Chronic hepatitis C is a viral infection that can cause serious, long-term damage to the liver as well as problems with other organs. It is caused by the hepatitis C virus (HCV), a widespread pathogen that is transmitted through exposure with contaminated blood. HCV rarely causes symptoms in the acute phase of infection, which lasts about six months, and many people do not experience health problems until several months or years after they enter the chronic hepatitis C phase. Treatment with antiviral drugs is essential whenever symptoms of abdominal pain, fatigue, and nausea become chronic. If the virus is not discovered until extensive liver damage occurs, a transplant may be necessary to prevent life-threatening complications.
HCV is a very sturdy, prolific virus, and the human immune system is not well equipped to fight it off successfully. The virus usually lies dormant in the liver and bloodstream for many months, all the while replicating and invading multiple sites before causing problems. HCV is only transmitted through blood to blood contact. Drug users who share needles, people who get tattoos and piercings in unsanitary environments, and health-care professionals who treat sick people or handle blood products are at the highest risk of infection. Blood transfusions were major sources of infection several decades ago, but modern blood testing and delivery techniques have greatly improved the safety of transfusions.
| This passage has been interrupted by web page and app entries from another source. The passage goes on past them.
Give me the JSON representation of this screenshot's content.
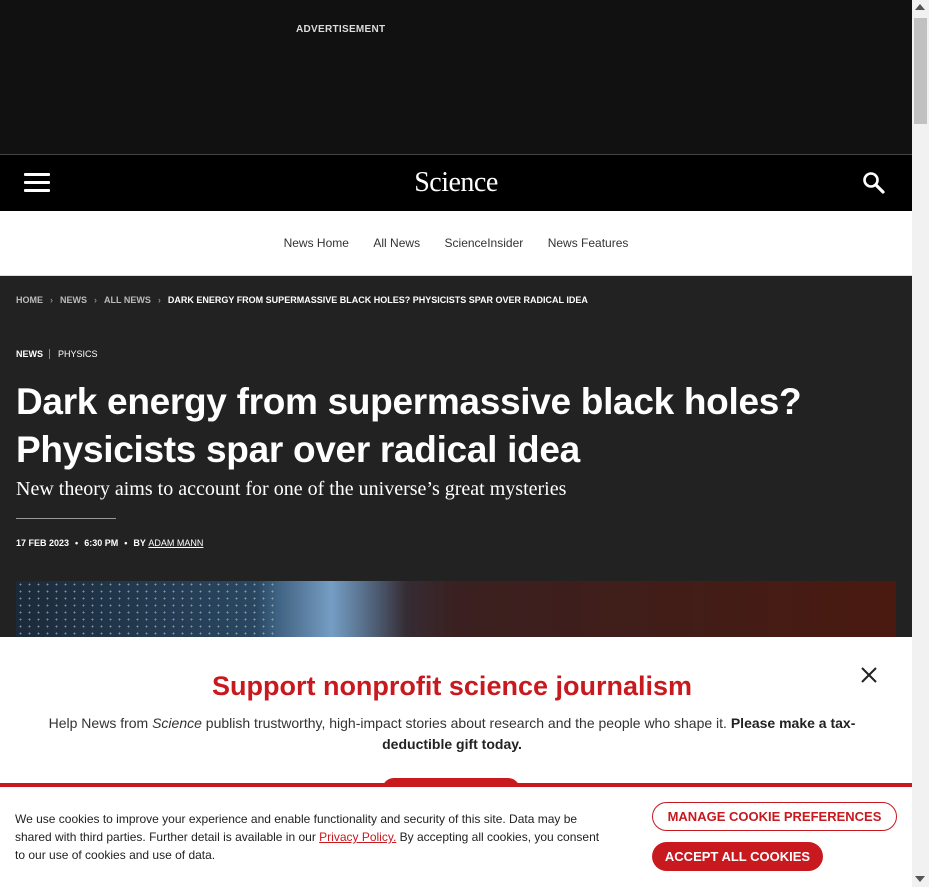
{
  "ad": {
    "label": "ADVERTISEMENT"
  },
  "header": {
    "logo": "Science",
    "menu_icon": "hamburger-icon",
    "search_icon": "search-icon"
  },
  "subnav": {
    "items": [
      "News Home",
      "All News",
      "ScienceInsider",
      "News Features"
    ]
  },
  "breadcrumb": {
    "items": [
      "HOME",
      "NEWS",
      "ALL NEWS"
    ],
    "current": "DARK ENERGY FROM SUPERMASSIVE BLACK HOLES? PHYSICISTS SPAR OVER RADICAL IDEA"
  },
  "article": {
    "tags": [
      "NEWS",
      "PHYSICS"
    ],
    "title": "Dark energy from supermassive black holes? Physicists spar over radical idea",
    "subtitle": "New theory aims to account for one of the universe’s great mysteries",
    "date": "17 FEB 2023",
    "time": "6:30 PM",
    "by": "BY",
    "author": "ADAM MANN"
  },
  "donate": {
    "title": "Support nonprofit science journalism",
    "body_pre": "Help News from ",
    "body_em": "Science",
    "body_mid": " publish trustworthy, high-impact stories about research and the people who shape it. ",
    "body_bold": "Please make a tax-deductible gift today."
  },
  "cookie": {
    "text_pre": "We use cookies to improve your experience and enable functionality and security of this site. Data may be shared with third parties. Further detail is available in our ",
    "link": "Privacy Policy.",
    "text_post": " By accepting all cookies, you consent to our use of cookies and use of data.",
    "manage_label": "MANAGE COOKIE PREFERENCES",
    "accept_label": "ACCEPT ALL COOKIES"
  },
  "colors": {
    "accent": "#c8191f",
    "dark_bg": "#222222",
    "header_bg": "#000000"
  }
}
When symptoms of chronic hepatitis C do appear, they typically include worsening pain in the upper abdomen, easy fatigue, and appetite changes. A person might have nausea and develop frequent fevers. Muscles and joints may start to ache constantly, and the abdomen can become very tender to the touch. It is important to visit a doctor whenever possible chronic hepatitis C symptoms arise and persist for several days.
A physician can check for HCV by screening blood samples. Blood tests also let doctors know how much of the virus is present and details about its specific genetic makeup. If symptoms are present, imaging tests such as ultrasounds and x-rays are usually performed to look for signs of liver damage. A liver tissue biopsy is occasionally needed to gauge the severity of inflammation and scarring.
Most people who are diagnosed with chronic hepatitis C are placed on a long course of antiviral drugs that may include ribavirin and interferon. Bed rest and proper hydration are essential when symptoms are especially severe. Long-term recovery is aided by maintaining a good diet, exercising regularly, avoiding alcohol, and attending regular medical checkups. Surgery to repair or replace the liver is only needed if the organ is seriously damaged.